## [The problem]
Would you copy each line of the records that includes the word "name"?

(Stored data entries)
━━━

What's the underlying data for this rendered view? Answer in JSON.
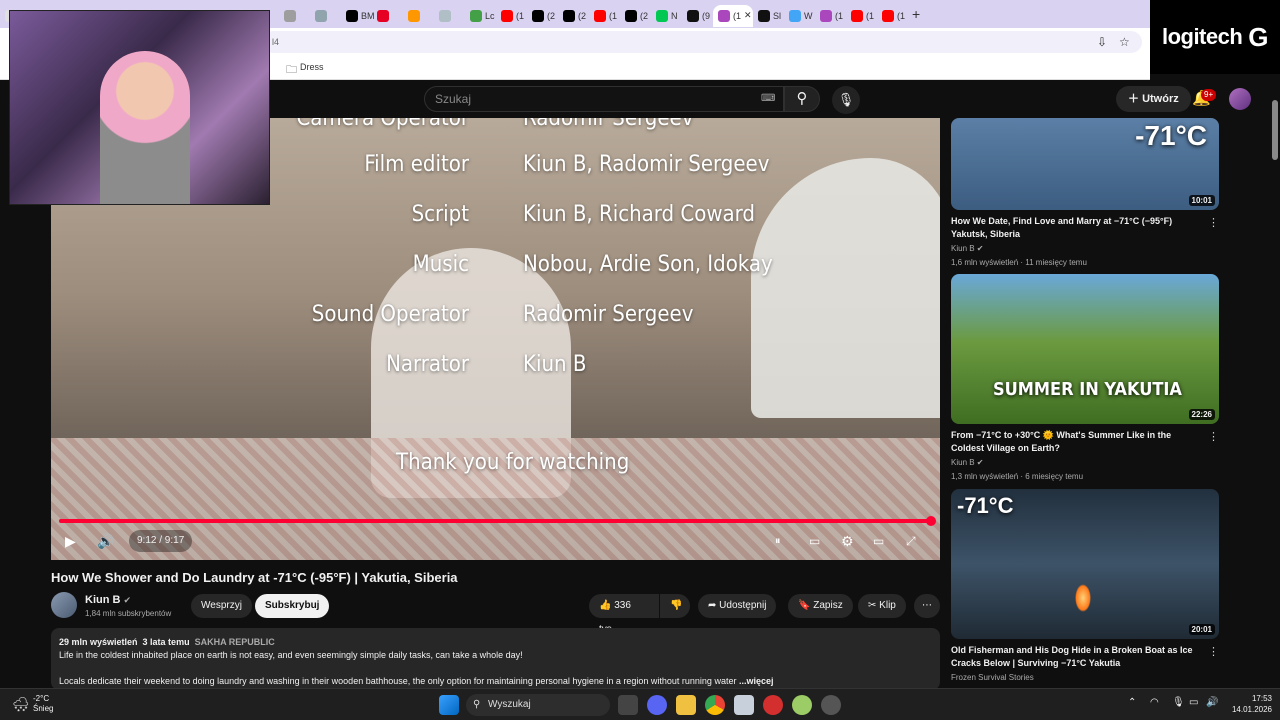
{
  "browser": {
    "address_text": "l4",
    "bookmark_folder": "Dress",
    "tabs": [
      {
        "label": "",
        "color": "#e0e0e0"
      },
      {
        "label": "",
        "color": "#ffd54f"
      },
      {
        "label": "",
        "color": "#4caf50"
      },
      {
        "label": "",
        "color": "#e91e63"
      },
      {
        "label": "",
        "color": "#333333"
      },
      {
        "label": "",
        "color": "#1877f2"
      },
      {
        "label": "",
        "color": "#c2185b"
      },
      {
        "label": "",
        "color": "#d32f2f"
      },
      {
        "label": "",
        "color": "#7e57c2"
      },
      {
        "label": "",
        "color": "#9e9e9e"
      },
      {
        "label": "",
        "color": "#90a4ae"
      },
      {
        "label": "BM",
        "color": "#000000"
      },
      {
        "label": "",
        "color": "#e60023"
      },
      {
        "label": "",
        "color": "#ff9800"
      },
      {
        "label": "",
        "color": "#b0bec5"
      },
      {
        "label": "Lc",
        "color": "#43a047"
      },
      {
        "label": "(1",
        "color": "#ff0000"
      },
      {
        "label": "(2",
        "color": "#000000"
      },
      {
        "label": "(2",
        "color": "#000000"
      },
      {
        "label": "(1",
        "color": "#ff0000"
      },
      {
        "label": "(2",
        "color": "#000000"
      },
      {
        "label": "N",
        "color": "#00c853"
      },
      {
        "label": "(9",
        "color": "#111111"
      },
      {
        "label": "(1",
        "color": "#ab47bc",
        "active": true
      },
      {
        "label": "Sl",
        "color": "#111111"
      },
      {
        "label": "W",
        "color": "#42a5f5"
      },
      {
        "label": "(1",
        "color": "#ab47bc"
      },
      {
        "label": "(1",
        "color": "#ff0000"
      },
      {
        "label": "(1",
        "color": "#ff0000"
      }
    ]
  },
  "logo": {
    "text": "logitech",
    "mark": "G"
  },
  "youtube": {
    "search_placeholder": "Szukaj",
    "create_label": "Utwórz",
    "notifications": "9+"
  },
  "player": {
    "credits": [
      {
        "role": "Camera Operator",
        "name": "Radomir Sergeev"
      },
      {
        "role": "Film editor",
        "name": "Kiun B, Radomir Sergeev"
      },
      {
        "role": "Script",
        "name": "Kiun B, Richard Coward"
      },
      {
        "role": "Music",
        "name": "Nobou, Ardie Son, Idokay"
      },
      {
        "role": "Sound Operator",
        "name": "Radomir Sergeev"
      },
      {
        "role": "Narrator",
        "name": "Kiun B"
      }
    ],
    "thanks": "Thank you for watching",
    "time": "9:12 / 9:17",
    "progress": 0.99
  },
  "video": {
    "title": "How We Shower and Do Laundry at -71°C (-95°F) | Yakutia, Siberia",
    "channel": "Kiun B",
    "subscribers": "1,84 mln subskrybentów",
    "support_label": "Wesprzyj",
    "subscribe_label": "Subskrybuj",
    "likes": "336 tys.",
    "share_label": "Udostępnij",
    "save_label": "Zapisz",
    "clip_label": "Klip",
    "views": "29 mln wyświetleń",
    "age": "3 lata temu",
    "location": "SAKHA REPUBLIC",
    "desc_line1": "Life in the coldest inhabited place on earth is not easy, and even seemingly simple daily tasks, can take a whole day!",
    "desc_line2": "Locals dedicate their weekend to doing laundry and washing in their wooden bathhouse, the only option for maintaining personal hygiene in a region without running water",
    "more_label": "...więcej"
  },
  "recommendations": [
    {
      "overlay": "-71°C",
      "duration": "10:01",
      "title": "How We Date, Find Love and Marry at −71°C (−95°F) Yakutsk, Siberia",
      "channel": "Kiun B",
      "meta": "1,6 mln wyświetleń · 11 miesięcy temu"
    },
    {
      "overlay": "SUMMER IN YAKUTIA",
      "duration": "22:26",
      "title": "From −71°C to +30°C 🌞 What's Summer Like in the Coldest Village on Earth?",
      "channel": "Kiun B",
      "meta": "1,3 mln wyświetleń · 6 miesięcy temu"
    },
    {
      "overlay": "-71°C",
      "duration": "20:01",
      "title": "Old Fisherman and His Dog Hide in a Broken Boat as Ice Cracks Below | Surviving −71°C Yakutia",
      "channel": "Frozen Survival Stories",
      "meta": ""
    }
  ],
  "taskbar": {
    "temp": "-2°C",
    "weather": "Śnieg",
    "search": "Wyszukaj",
    "time": "17:53",
    "date": "14.01.2026"
  }
}
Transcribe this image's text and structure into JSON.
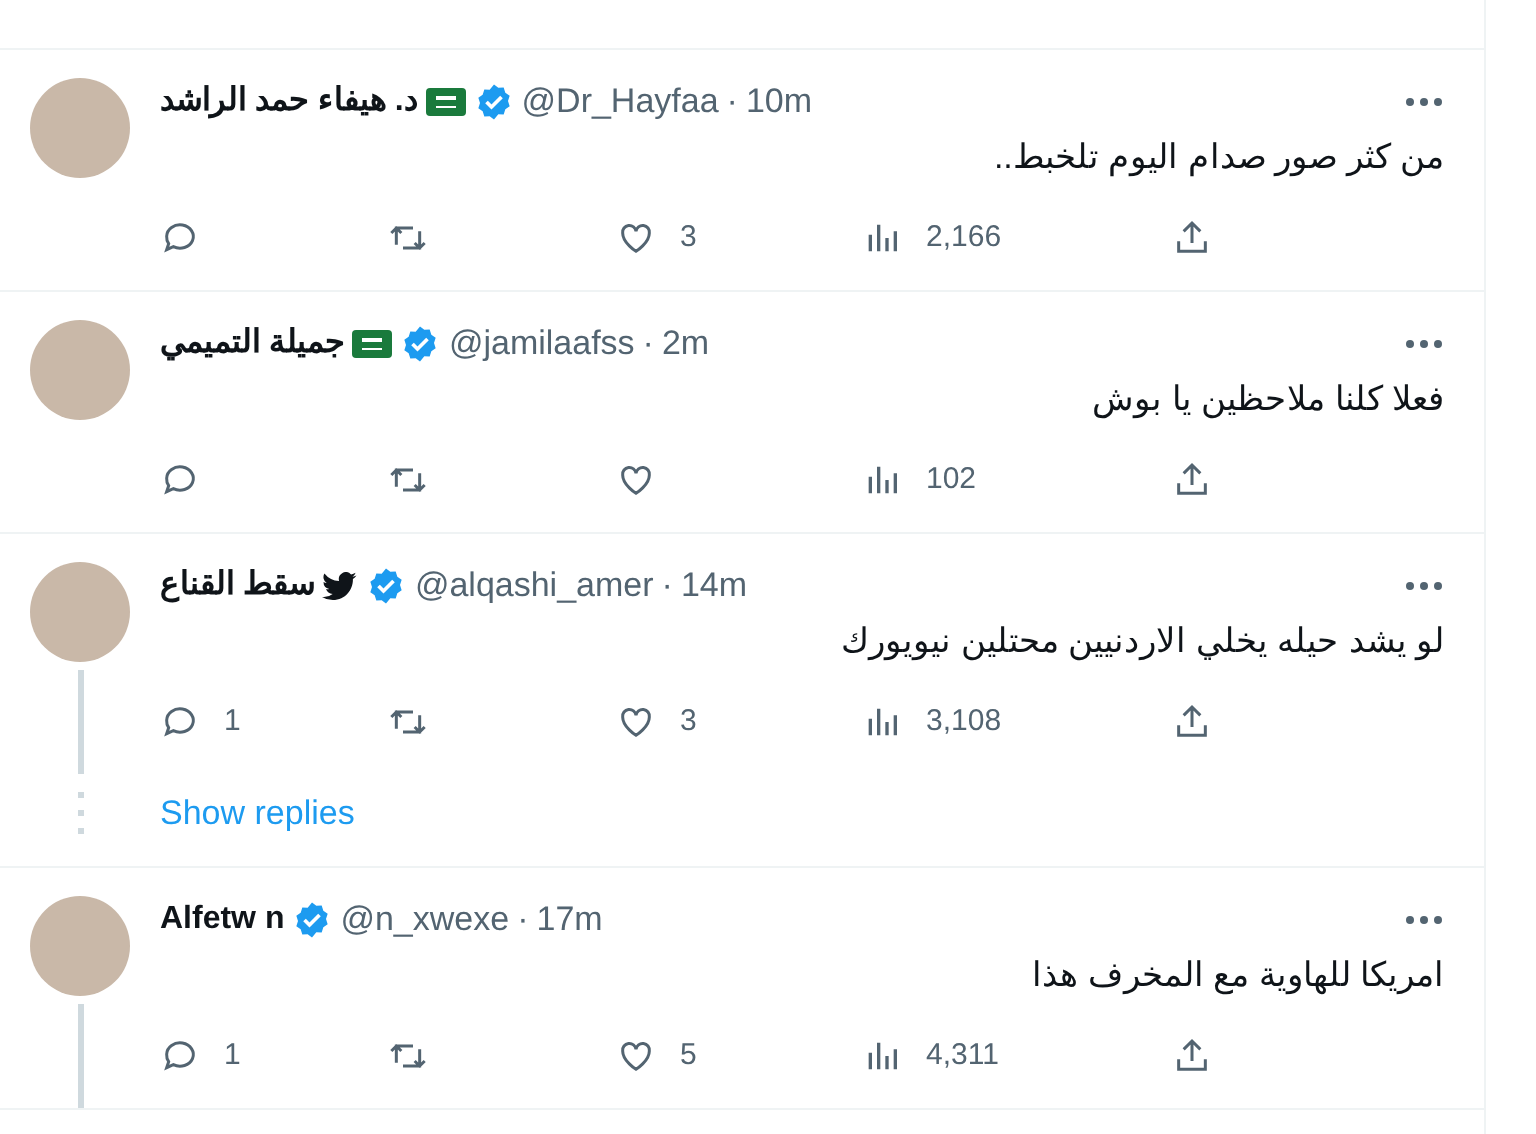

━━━

## [Answer below]
        "name": "Radomir Sergeev"
        "name": "Kiun B, Radomir Sergeev"
        "name": "Kiun B, Richard Coward"
        "name": "Nobou, Ardie Son, Idokay"
        "name": "Radomir Sergeev"
        "name": "Kiun B"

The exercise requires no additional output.